Whenever a line carries the word "Hallinnoi", pull it out of the entries.
---- DATA
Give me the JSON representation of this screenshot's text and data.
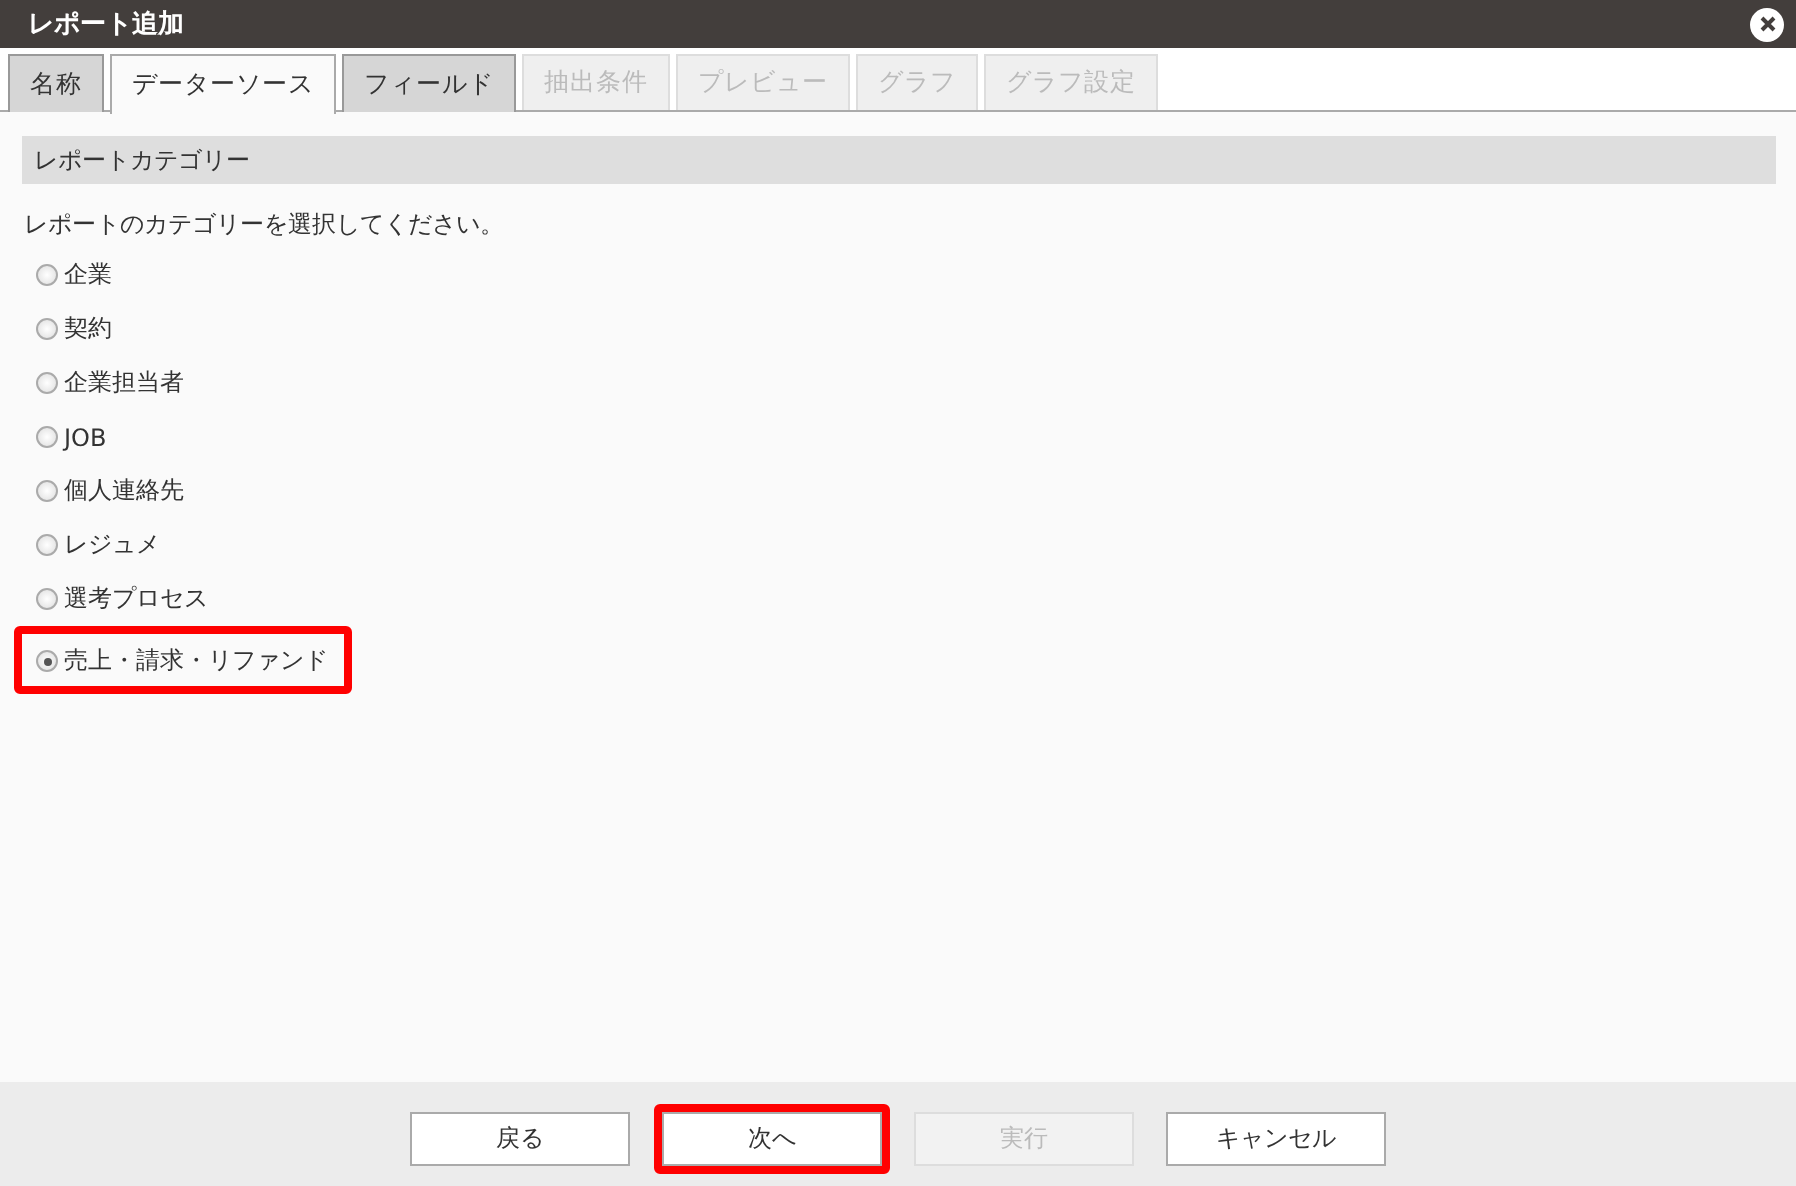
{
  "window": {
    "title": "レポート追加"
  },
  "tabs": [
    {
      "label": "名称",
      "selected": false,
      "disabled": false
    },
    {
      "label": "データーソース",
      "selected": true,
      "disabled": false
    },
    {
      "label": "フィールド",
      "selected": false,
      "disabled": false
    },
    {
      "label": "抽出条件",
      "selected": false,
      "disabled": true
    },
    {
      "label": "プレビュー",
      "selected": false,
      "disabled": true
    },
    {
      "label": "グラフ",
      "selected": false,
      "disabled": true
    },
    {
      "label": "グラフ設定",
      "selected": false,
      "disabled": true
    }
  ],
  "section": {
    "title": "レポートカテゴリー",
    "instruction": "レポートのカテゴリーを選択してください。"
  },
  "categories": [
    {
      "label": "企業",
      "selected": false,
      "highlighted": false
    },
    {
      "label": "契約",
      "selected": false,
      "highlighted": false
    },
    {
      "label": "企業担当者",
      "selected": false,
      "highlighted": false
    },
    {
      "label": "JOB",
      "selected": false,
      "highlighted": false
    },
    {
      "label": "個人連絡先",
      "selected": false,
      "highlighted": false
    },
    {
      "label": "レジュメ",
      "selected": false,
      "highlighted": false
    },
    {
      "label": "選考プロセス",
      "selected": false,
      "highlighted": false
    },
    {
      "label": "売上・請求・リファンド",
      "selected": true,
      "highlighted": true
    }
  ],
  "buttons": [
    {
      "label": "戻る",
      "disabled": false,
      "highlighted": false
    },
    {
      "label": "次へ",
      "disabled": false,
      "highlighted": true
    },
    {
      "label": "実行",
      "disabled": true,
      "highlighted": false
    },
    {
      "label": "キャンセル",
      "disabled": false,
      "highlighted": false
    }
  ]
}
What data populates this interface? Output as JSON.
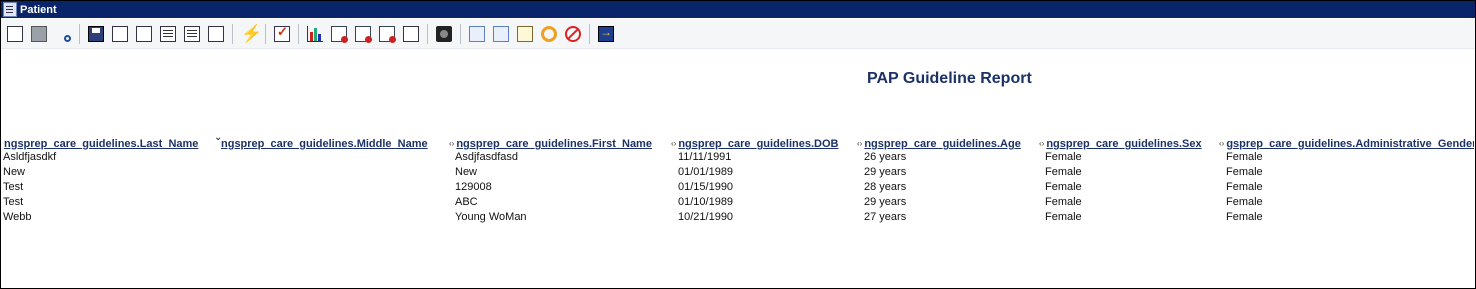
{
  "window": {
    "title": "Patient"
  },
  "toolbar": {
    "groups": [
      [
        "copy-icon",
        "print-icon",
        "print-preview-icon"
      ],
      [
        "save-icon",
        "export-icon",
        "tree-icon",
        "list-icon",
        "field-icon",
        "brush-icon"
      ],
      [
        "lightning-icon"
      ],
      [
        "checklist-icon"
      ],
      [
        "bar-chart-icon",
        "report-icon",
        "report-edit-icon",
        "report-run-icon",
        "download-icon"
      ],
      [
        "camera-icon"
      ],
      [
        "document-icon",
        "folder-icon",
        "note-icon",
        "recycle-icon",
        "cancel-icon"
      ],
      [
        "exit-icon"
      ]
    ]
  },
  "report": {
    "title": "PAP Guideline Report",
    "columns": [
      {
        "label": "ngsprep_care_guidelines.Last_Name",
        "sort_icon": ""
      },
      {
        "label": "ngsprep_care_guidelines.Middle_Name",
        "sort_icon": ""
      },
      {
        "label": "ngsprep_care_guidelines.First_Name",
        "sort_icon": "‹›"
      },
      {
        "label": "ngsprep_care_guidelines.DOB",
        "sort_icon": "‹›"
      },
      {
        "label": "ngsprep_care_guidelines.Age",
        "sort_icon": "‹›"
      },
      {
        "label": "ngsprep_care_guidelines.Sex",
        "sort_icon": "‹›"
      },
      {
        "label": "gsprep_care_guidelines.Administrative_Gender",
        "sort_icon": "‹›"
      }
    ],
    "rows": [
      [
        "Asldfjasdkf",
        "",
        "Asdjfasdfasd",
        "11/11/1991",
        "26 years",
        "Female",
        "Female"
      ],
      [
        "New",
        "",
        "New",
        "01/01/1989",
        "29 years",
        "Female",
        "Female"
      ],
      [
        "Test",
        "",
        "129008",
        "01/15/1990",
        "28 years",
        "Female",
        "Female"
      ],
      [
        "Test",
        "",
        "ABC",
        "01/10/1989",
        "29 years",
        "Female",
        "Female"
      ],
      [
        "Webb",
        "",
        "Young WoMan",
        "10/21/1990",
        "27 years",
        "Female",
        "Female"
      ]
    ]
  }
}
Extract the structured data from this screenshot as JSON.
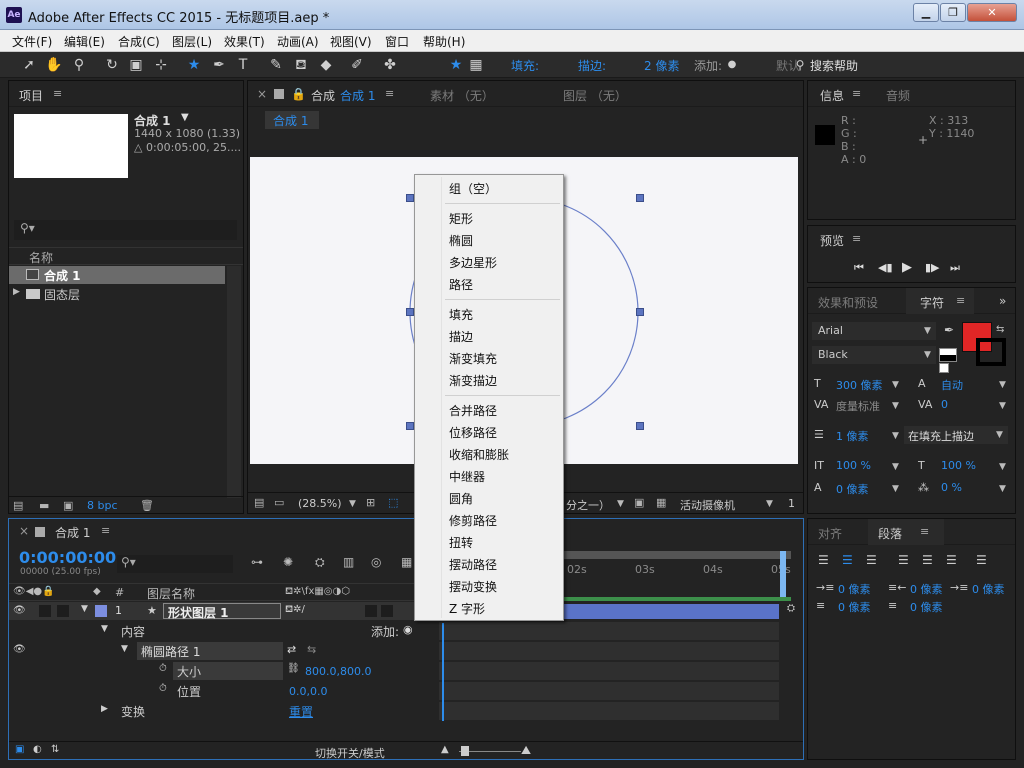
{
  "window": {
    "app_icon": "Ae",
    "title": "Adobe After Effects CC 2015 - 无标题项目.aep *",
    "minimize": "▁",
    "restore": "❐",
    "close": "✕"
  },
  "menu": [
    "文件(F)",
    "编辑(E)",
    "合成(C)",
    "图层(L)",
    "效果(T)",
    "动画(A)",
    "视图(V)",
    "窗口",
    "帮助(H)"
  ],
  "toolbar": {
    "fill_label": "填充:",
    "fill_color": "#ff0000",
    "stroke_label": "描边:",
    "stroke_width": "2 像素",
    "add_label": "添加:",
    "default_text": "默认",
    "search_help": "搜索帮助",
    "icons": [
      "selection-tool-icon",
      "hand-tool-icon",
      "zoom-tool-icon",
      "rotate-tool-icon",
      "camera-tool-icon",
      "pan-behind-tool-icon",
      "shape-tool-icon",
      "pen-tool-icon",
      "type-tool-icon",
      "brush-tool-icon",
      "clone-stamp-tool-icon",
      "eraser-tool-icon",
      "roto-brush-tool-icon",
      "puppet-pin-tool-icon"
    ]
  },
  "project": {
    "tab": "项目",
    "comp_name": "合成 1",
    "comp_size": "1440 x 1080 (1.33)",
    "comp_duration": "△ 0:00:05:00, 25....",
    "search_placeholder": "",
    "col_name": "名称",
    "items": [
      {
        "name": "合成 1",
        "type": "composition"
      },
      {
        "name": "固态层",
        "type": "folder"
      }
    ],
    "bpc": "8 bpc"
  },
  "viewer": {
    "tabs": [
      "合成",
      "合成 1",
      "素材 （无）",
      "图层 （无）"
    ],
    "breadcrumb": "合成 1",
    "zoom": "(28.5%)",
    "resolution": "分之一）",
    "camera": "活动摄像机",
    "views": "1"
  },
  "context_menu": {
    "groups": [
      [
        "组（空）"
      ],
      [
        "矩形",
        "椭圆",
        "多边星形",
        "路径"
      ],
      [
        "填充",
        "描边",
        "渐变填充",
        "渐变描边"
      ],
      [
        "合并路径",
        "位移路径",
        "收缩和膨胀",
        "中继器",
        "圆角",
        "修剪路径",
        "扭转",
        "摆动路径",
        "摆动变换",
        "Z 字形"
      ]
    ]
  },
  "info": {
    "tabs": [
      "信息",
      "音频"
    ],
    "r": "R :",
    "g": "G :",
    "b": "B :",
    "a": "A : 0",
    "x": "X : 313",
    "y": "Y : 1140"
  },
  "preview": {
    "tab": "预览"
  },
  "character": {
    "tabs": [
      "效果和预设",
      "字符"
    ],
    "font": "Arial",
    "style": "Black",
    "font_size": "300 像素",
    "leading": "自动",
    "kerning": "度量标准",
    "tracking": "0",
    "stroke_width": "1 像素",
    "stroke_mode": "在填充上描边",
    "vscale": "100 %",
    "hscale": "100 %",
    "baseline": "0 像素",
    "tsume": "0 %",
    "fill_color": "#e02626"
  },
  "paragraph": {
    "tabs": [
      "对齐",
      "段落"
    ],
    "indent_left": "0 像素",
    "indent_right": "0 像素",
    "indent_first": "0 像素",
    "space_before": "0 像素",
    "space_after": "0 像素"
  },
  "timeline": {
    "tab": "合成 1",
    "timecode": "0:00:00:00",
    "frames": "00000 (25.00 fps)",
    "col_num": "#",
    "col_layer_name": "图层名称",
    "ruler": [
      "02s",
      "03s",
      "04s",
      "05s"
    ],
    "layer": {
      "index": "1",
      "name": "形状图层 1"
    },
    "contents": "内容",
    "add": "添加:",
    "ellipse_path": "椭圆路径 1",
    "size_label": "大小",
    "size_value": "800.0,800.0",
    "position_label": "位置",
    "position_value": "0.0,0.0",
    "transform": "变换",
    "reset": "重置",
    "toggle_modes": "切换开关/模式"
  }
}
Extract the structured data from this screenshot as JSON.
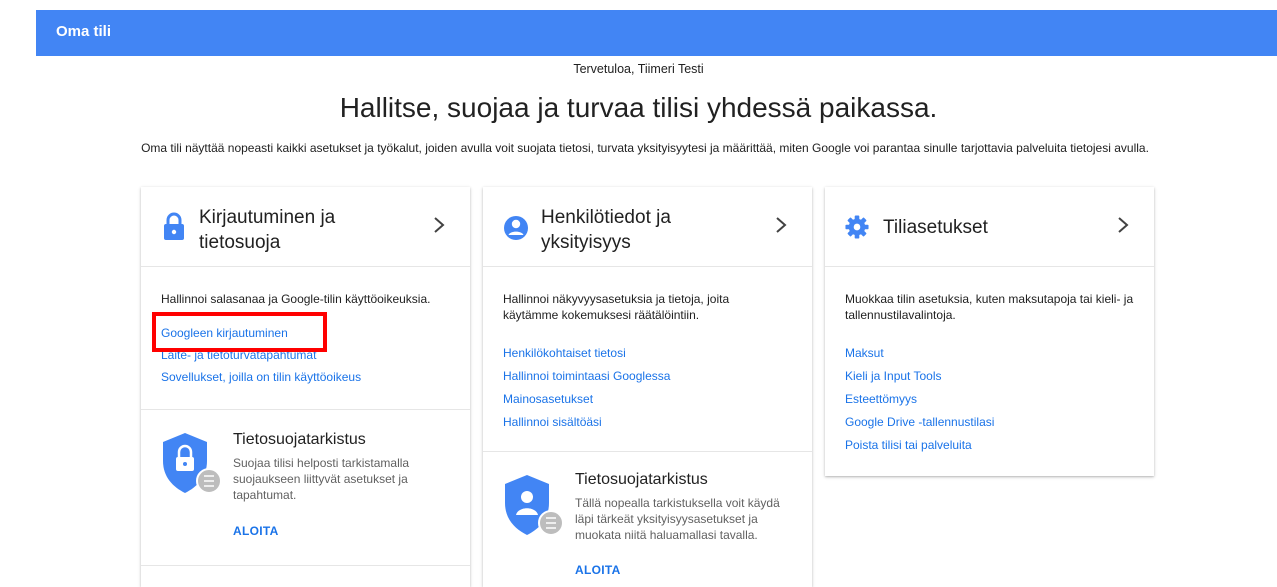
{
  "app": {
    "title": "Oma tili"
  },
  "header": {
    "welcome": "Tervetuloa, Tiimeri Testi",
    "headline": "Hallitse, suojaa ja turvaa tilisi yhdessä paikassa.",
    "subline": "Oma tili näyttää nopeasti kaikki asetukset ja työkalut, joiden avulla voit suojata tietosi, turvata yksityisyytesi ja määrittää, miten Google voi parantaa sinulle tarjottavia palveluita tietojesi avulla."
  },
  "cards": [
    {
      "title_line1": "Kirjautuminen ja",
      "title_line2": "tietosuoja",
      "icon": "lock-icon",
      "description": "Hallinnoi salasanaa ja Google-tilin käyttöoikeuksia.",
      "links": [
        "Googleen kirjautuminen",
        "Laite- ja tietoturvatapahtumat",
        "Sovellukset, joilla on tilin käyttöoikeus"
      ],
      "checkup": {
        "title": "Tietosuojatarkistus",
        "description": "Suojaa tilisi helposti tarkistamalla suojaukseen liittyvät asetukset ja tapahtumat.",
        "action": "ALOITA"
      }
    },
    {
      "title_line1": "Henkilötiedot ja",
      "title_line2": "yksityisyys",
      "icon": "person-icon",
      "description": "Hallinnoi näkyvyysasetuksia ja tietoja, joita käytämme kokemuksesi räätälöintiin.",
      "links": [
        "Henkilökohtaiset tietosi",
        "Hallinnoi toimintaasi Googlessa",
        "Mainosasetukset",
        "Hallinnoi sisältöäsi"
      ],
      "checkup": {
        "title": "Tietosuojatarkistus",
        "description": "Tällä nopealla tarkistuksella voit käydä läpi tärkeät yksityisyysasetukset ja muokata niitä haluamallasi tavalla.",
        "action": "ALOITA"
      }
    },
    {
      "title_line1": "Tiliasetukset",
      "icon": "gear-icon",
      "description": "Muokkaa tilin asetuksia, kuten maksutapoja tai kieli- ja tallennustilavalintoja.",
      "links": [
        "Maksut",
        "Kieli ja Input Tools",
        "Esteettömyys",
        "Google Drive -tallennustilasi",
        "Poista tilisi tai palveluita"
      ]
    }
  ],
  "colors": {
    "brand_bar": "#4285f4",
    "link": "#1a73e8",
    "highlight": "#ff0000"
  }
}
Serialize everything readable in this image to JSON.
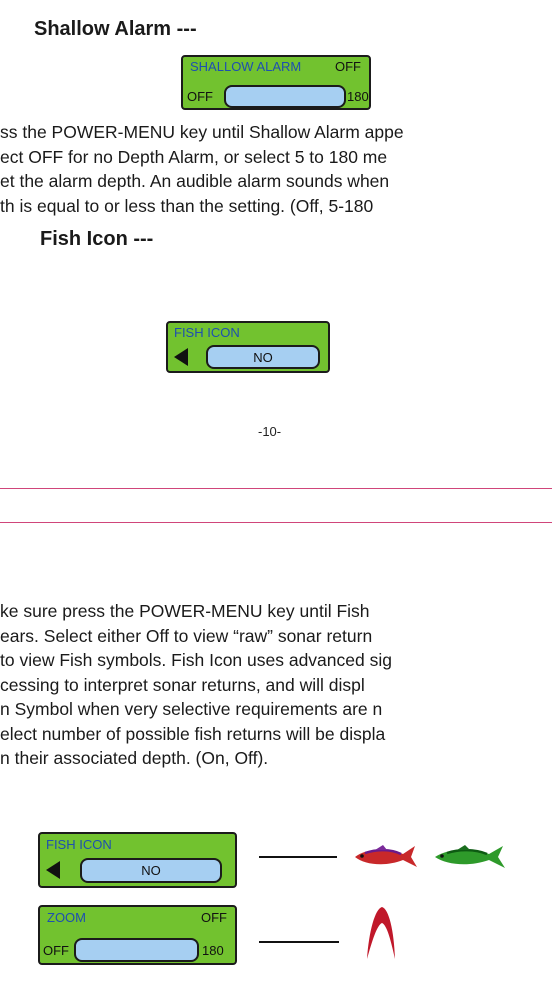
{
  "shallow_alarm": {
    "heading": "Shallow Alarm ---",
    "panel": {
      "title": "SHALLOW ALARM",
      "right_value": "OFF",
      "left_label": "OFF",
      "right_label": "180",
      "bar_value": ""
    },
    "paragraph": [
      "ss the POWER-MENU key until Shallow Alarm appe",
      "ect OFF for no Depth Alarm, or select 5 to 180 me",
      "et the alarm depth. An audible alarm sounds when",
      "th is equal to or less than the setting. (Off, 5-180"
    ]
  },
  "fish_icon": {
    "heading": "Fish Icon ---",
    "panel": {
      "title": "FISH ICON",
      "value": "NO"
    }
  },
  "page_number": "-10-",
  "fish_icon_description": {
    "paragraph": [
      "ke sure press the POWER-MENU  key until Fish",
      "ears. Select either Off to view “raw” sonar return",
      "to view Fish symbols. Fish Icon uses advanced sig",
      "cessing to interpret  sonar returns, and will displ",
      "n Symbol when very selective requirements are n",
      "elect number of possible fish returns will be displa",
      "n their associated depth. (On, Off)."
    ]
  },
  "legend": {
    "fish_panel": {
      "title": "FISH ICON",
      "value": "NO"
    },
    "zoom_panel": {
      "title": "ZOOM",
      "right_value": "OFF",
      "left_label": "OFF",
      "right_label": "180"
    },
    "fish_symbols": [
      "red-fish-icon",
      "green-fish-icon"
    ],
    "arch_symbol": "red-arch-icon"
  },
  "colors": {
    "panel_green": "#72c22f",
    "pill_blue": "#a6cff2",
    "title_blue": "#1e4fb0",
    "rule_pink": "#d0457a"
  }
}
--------
> SOLVED PROBLEM
      "description": "Hallinnoi salasanaa ja Google-tilin käyttöoikeuksia.",
      "description": "Hallinnoi näkyvyysasetuksia ja tietoja, joita käytämme kokemuksesi räätälöintiin.",
        "Hallinnoi toimintaasi Googlessa",
        "Hallinnoi sisältöäsi"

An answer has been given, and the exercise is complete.